The first session after lunch things seemed to improve because with the exception of getting held up by traffic for a few of the laps, the session flowed better and I felt a lot more comfortable on the bike. I managed to make a 4 second improvement using this new approach and posted a 2:09. Del had been out on track for that session with us and he caught up with me in the garage afterwards to confirm that I was riding better again and using more of the track especially on the exits of the corners.

The next session was to be my last and so I determined to continue working on maintaining speed through the faster sections. The focus was on keeping my speed up from the start of turn 1 (Redgate) right through the Craner Curves down to the Old Hairpin and to try not to knock off too much speed at that right hander. I also tried to maintain speed on the approach to McLeans and to lose as little as possible through its righthander.

In trying to maintain momentum, what’s quite interesting is my braking focus switched from when to apply the brakes to trying to release the brakes earlier at the turn in point. It really took a determined conscious effort to force myself to let go of the brake lever and work the bike through the corner at a slightly higher speed than I felt immediately comfortable with. The result was that the session felt amazing because it seemed to flow so well in those laps when I wasn’t getting held up by traffic. I returned to the garage at the end of the session to find that I had posted a 2:04 – my fastest lap of the day and close to my 2 minute goal for the day.

Often I would encounter a pack of three or four bikes and passing them would take time and with only 7 laps available per session, it did mean that I wasn’t able to practice at my pace as much as I wanted to. For this reason alone, I will definitely book into the Inters group next time as it will mean being held up less often and it will allow me to try and tail faster riders to pick up some tips from them.

Here are my laps times for the day:

Session Laps Fastest Comments Video
1 ? - 3 sighting laps
2 7 2:06.68 Following No Limits instructor youtube
3 7 2:08.66 youtube
4 3 2:13.89 Red flagged
5 5 2:09.93
6 6 2:04.04

Although I wasn’t particularly looking forward to an early March trackday at a track that I didn’t particularly like based on my previous time here, this trackday turned out to be brilliant. The day was really well organised despite the fact that the inters and fast groups seemed to have a red flag virtually every session along with quite a few heavily damaged bikes; including one that had tumbled after coming off at the Craner Curves. While it looked totally destroyed, the rider had thankfully managed to get away with no significant injuries… other than some serious damage to his bank balance.

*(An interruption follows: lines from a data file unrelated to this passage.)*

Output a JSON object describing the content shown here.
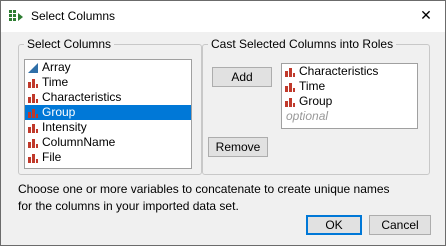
{
  "window": {
    "title": "Select Columns",
    "close_glyph": "✕"
  },
  "select_columns": {
    "label": "Select Columns",
    "items": [
      {
        "label": "Array",
        "icon": "continuous-column-icon",
        "selected": false
      },
      {
        "label": "Time",
        "icon": "nominal-column-icon",
        "selected": false
      },
      {
        "label": "Characteristics",
        "icon": "nominal-column-icon",
        "selected": false
      },
      {
        "label": "Group",
        "icon": "nominal-column-icon",
        "selected": true
      },
      {
        "label": "Intensity",
        "icon": "nominal-column-icon",
        "selected": false
      },
      {
        "label": "ColumnName",
        "icon": "nominal-column-icon",
        "selected": false
      },
      {
        "label": "File",
        "icon": "nominal-column-icon",
        "selected": false
      }
    ]
  },
  "roles": {
    "label": "Cast Selected Columns into Roles",
    "add_label": "Add",
    "remove_label": "Remove",
    "items": [
      {
        "label": "Characteristics",
        "icon": "nominal-column-icon"
      },
      {
        "label": "Time",
        "icon": "nominal-column-icon"
      },
      {
        "label": "Group",
        "icon": "nominal-column-icon"
      }
    ],
    "placeholder": "optional"
  },
  "info_text": "Choose one or more variables to concatenate to create unique names for the columns in your imported data set.",
  "buttons": {
    "ok": "OK",
    "cancel": "Cancel"
  },
  "colors": {
    "accent": "#0078d7",
    "nominal_icon": "#c0392b",
    "continuous_icon": "#2f6fa8"
  }
}
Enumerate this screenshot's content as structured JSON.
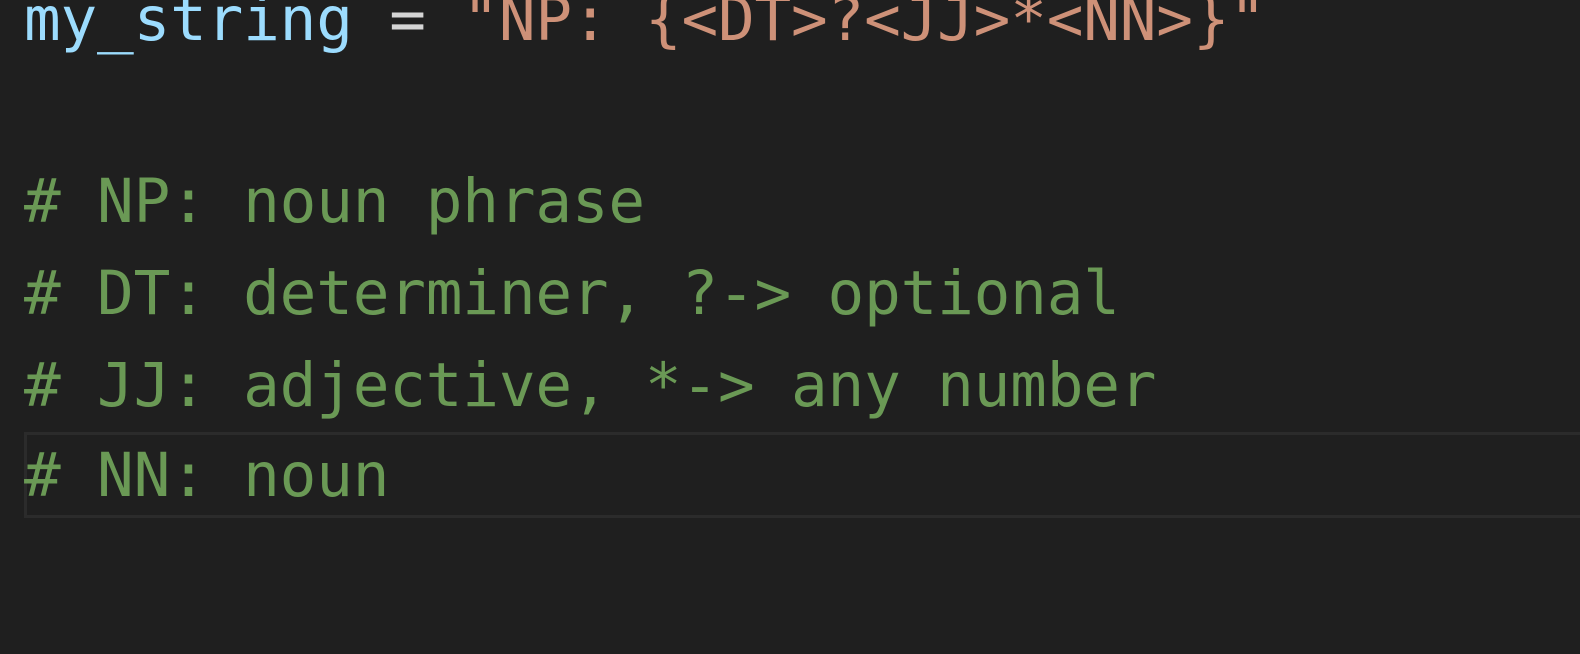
{
  "editor": {
    "lines": {
      "assignment": {
        "variable": "my_string",
        "operator": " = ",
        "string_literal": "\"NP: {<DT>?<JJ>*<NN>}\""
      },
      "comment_np": "# NP: noun phrase",
      "comment_dt": "# DT: determiner, ?-> optional",
      "comment_jj": "# JJ: adjective, *-> any number",
      "comment_nn": "# NN: noun"
    },
    "colors": {
      "background": "#1f1f1f",
      "variable": "#9cdcfe",
      "operator": "#d4d4d4",
      "string": "#ce9178",
      "comment": "#6a9955"
    }
  }
}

Help from instructors at trackdays can be a bit hit or miss but in Del I found an instructor who was brilliant to ride with. He was really engaged and seemed to really want to help me improve. His effort turned an OK trackday into a really brilliant one and I caught up with him just before departing to thank him for all his help. He obviously had a good day too as his grin was almost as wide as mine as we shook hands to say “good bye”.

I didn’t realise just how much I would enjoy riding at Donington – this could be my new favourite track! I will definitely try and get back again some time this summer.